WORK INSTRUCTION: Each line of the material that mentions the word "watermark" is to be copied.
* * * * * * *
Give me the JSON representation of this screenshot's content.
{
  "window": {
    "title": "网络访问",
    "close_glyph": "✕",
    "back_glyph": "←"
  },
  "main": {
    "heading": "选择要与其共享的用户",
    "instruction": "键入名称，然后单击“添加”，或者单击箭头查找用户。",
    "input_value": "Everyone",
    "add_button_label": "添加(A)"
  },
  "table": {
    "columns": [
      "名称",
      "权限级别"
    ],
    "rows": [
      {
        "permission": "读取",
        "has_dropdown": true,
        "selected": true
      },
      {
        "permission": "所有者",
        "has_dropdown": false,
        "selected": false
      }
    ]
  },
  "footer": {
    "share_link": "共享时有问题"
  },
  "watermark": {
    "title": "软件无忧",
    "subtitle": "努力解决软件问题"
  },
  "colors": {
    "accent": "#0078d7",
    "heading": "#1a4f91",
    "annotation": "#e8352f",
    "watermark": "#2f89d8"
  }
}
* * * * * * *
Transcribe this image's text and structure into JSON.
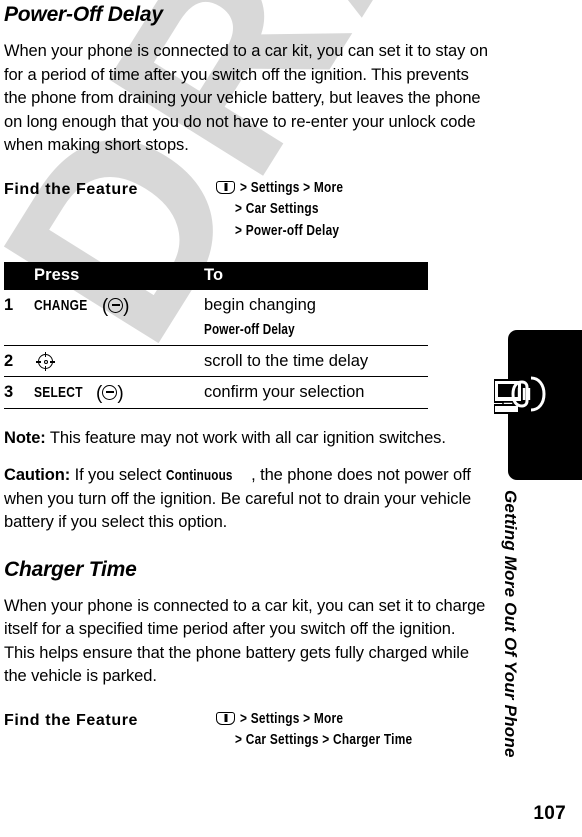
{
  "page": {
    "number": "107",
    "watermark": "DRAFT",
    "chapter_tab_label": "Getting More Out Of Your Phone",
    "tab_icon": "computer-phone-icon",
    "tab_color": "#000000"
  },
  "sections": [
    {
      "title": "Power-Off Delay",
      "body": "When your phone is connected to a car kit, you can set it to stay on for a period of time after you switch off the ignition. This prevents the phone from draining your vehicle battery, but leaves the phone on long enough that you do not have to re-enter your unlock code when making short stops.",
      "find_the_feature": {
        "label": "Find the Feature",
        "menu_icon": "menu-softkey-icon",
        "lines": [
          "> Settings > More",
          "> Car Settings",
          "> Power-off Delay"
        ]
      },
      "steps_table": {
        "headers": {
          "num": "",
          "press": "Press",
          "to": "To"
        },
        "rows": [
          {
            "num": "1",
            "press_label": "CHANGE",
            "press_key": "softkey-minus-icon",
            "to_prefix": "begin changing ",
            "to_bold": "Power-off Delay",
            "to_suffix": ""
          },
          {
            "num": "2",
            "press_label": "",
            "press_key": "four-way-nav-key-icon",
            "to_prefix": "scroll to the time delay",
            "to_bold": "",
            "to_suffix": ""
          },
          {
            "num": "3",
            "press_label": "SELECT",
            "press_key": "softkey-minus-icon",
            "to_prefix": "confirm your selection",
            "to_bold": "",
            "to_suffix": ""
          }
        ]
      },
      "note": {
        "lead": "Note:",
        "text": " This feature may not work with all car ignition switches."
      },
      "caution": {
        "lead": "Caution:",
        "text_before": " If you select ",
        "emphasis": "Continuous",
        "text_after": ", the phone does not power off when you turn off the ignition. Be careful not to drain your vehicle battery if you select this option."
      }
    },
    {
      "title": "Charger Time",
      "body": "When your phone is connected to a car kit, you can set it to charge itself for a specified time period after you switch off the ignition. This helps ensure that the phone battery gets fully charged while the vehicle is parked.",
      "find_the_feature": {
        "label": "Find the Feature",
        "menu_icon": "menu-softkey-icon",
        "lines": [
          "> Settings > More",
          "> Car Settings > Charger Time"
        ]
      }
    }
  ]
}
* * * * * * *
TASK RESPONSE:
  "watermark": {
    "watermark": "#2f89d8"
    "watermark": "DRAFT",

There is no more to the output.